_WORK REQUIRED_
In duplicating the lines below, keep every word unchanged and drop the pictures.

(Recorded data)
%%
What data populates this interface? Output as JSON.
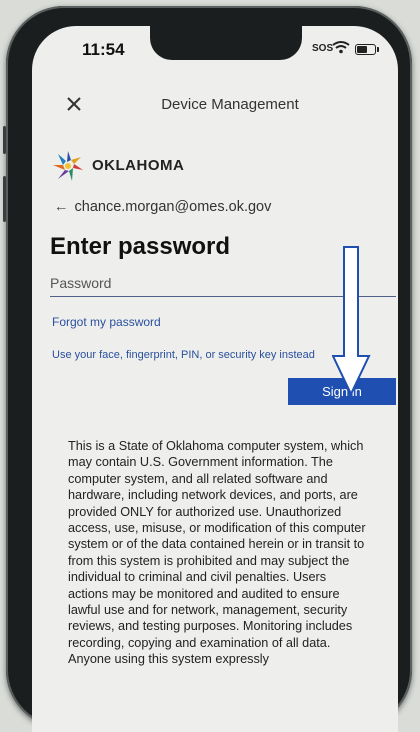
{
  "status_bar": {
    "time": "11:54",
    "sos": "SOS"
  },
  "header": {
    "title": "Device Management",
    "close_icon": "close-icon"
  },
  "brand": {
    "name": "OKLAHOMA",
    "logo_icon": "oklahoma-star-logo"
  },
  "account": {
    "back_icon": "back-arrow-icon",
    "arrow_glyph": "←",
    "email": "chance.morgan@omes.ok.gov"
  },
  "form": {
    "heading": "Enter password",
    "password_placeholder": "Password",
    "forgot_link": "Forgot my password",
    "alt_signin_link": "Use your face, fingerprint, PIN, or security key instead",
    "signin_label": "Sign in"
  },
  "disclaimer": "This is a State of Oklahoma computer system, which may contain U.S. Government information. The computer system, and all related software and hardware, including network devices, and ports, are provided ONLY for authorized use. Unauthorized access, use, misuse, or modification of this computer system or of the data contained herein or in transit to from this system is prohibited and may subject the individual to criminal and civil penalties. Users actions may be monitored and audited to ensure lawful use and for network, management, security reviews, and testing purposes. Monitoring includes recording, copying and examination of all data. Anyone using this system expressly",
  "annotation": {
    "icon": "down-arrow-annotation-icon"
  },
  "colors": {
    "accent": "#1f4fb0",
    "link": "#2a4f9e",
    "screen_bg": "#eeefec"
  }
}
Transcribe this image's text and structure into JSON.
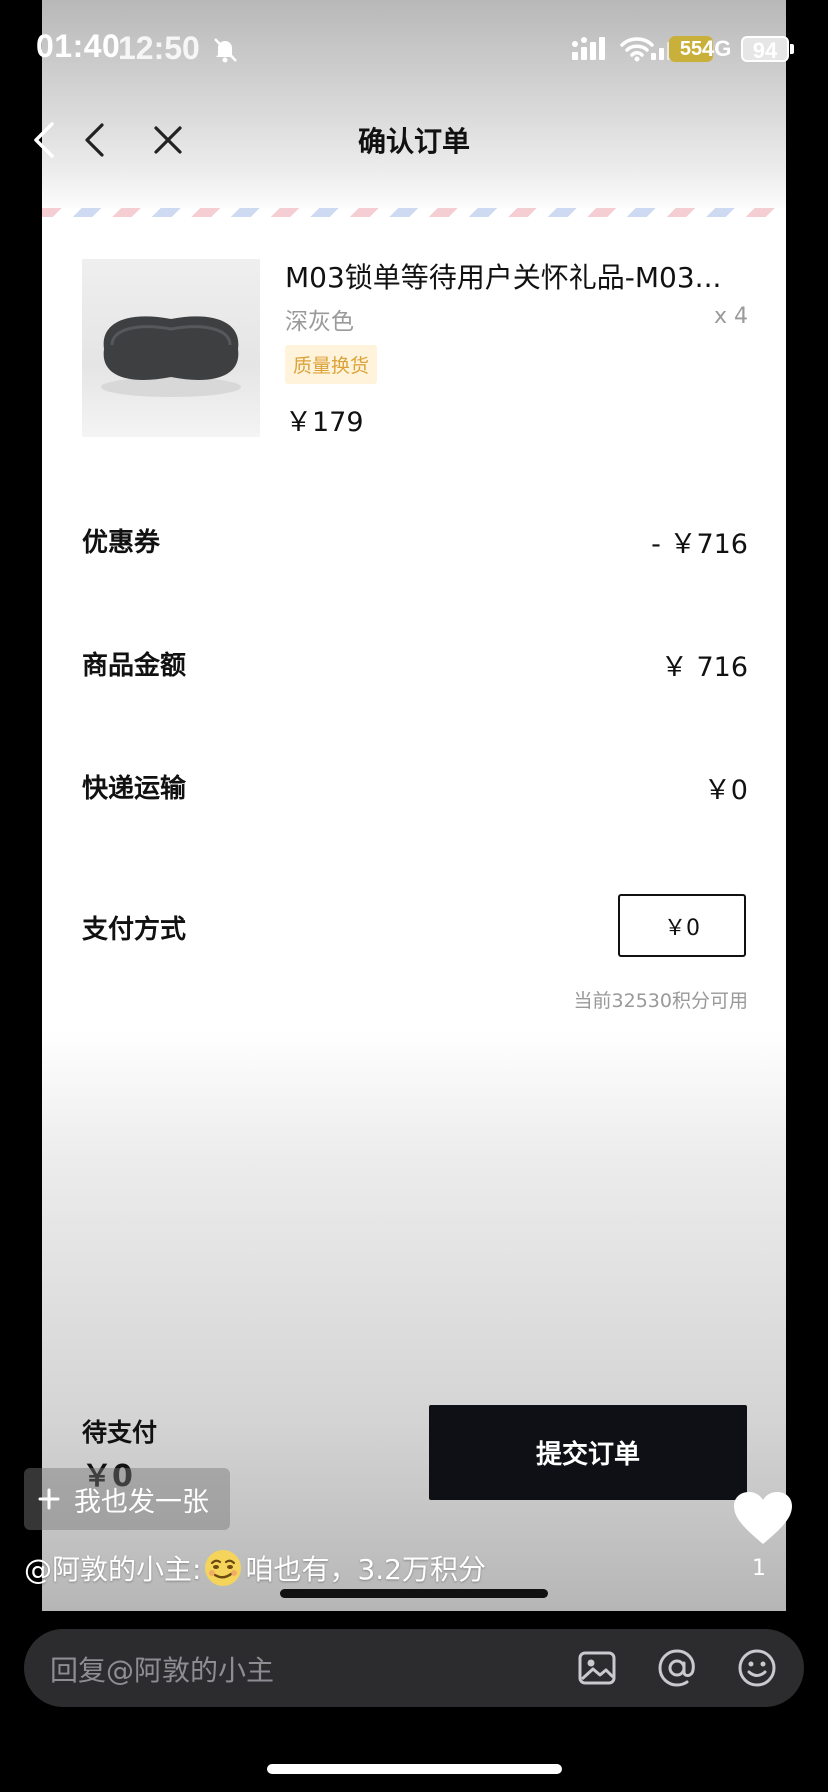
{
  "status_bar": {
    "time_back": "01:40",
    "time_front": "12:50",
    "battery_a": "55",
    "network": "4G",
    "battery_b": "94"
  },
  "header": {
    "title": "确认订单"
  },
  "product": {
    "title": "M03锁单等待用户关怀礼品-M03...",
    "variant": "深灰色",
    "quantity": "x 4",
    "tag": "质量换货",
    "price": "￥179"
  },
  "summary": {
    "coupon_label": "优惠券",
    "coupon_value": "- ￥716",
    "goods_label": "商品金额",
    "goods_value": "￥ 716",
    "shipping_label": "快递运输",
    "shipping_value": "￥0",
    "payment_label": "支付方式",
    "payment_value": "￥0",
    "points_note": "当前32530积分可用"
  },
  "footer": {
    "due_label": "待支付",
    "due_amount": "￥0",
    "submit_label": "提交订单"
  },
  "overlay": {
    "post_button_label": "我也发一张",
    "like_count": "1",
    "comment_author": "@阿敦的小主:",
    "comment_text": "咱也有，3.2万积分",
    "reply_placeholder": "回复@阿敦的小主"
  },
  "icons": {
    "back": "chevron-left-icon",
    "close": "close-icon",
    "image": "image-icon",
    "mention": "at-icon",
    "emoji": "emoji-icon",
    "heart": "heart-icon",
    "plus": "plus-icon"
  }
}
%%
_EXERCISE SOLUTION_
What data populates this interface? Output as JSON.
{
  "status_bar": {
    "time": "11:54",
    "sos": "SOS"
  },
  "header": {
    "title": "Device Management",
    "close_icon": "close-icon"
  },
  "brand": {
    "name": "OKLAHOMA",
    "logo_icon": "oklahoma-star-logo"
  },
  "account": {
    "back_icon": "back-arrow-icon",
    "arrow_glyph": "←",
    "email": "chance.morgan@omes.ok.gov"
  },
  "form": {
    "heading": "Enter password",
    "password_placeholder": "Password",
    "forgot_link": "Forgot my password",
    "alt_signin_link": "Use your face, fingerprint, PIN, or security key instead",
    "signin_label": "Sign in"
  },
  "disclaimer": "This is a State of Oklahoma computer system, which may contain U.S. Government information. The computer system, and all related software and hardware, including network devices, and ports, are provided ONLY for authorized use. Unauthorized access, use, misuse, or modification of this computer system or of the data contained herein or in transit to from this system is prohibited and may subject the individual to criminal and civil penalties. Users actions may be monitored and audited to ensure lawful use and for network, management, security reviews, and testing purposes. Monitoring includes recording, copying and examination of all data. Anyone using this system expressly",
  "annotation": {
    "icon": "down-arrow-annotation-icon"
  },
  "colors": {
    "accent": "#1f4fb0",
    "link": "#2a4f9e",
    "screen_bg": "#eeefec"
  }
}
Transcribe this image's text and structure into JSON.
{
  "status_bar": {
    "time_back": "01:40",
    "time_front": "12:50",
    "battery_a": "55",
    "network": "4G",
    "battery_b": "94"
  },
  "header": {
    "title": "确认订单"
  },
  "product": {
    "title": "M03锁单等待用户关怀礼品-M03...",
    "variant": "深灰色",
    "quantity": "x 4",
    "tag": "质量换货",
    "price": "￥179"
  },
  "summary": {
    "coupon_label": "优惠券",
    "coupon_value": "- ￥716",
    "goods_label": "商品金额",
    "goods_value": "￥ 716",
    "shipping_label": "快递运输",
    "shipping_value": "￥0",
    "payment_label": "支付方式",
    "payment_value": "￥0",
    "points_note": "当前32530积分可用"
  },
  "footer": {
    "due_label": "待支付",
    "due_amount": "￥0",
    "submit_label": "提交订单"
  },
  "overlay": {
    "post_button_label": "我也发一张",
    "like_count": "1",
    "comment_author": "@阿敦的小主:",
    "comment_text": "咱也有，3.2万积分",
    "reply_placeholder": "回复@阿敦的小主"
  },
  "icons": {
    "back": "chevron-left-icon",
    "close": "close-icon",
    "image": "image-icon",
    "mention": "at-icon",
    "emoji": "emoji-icon",
    "heart": "heart-icon",
    "plus": "plus-icon"
  }
}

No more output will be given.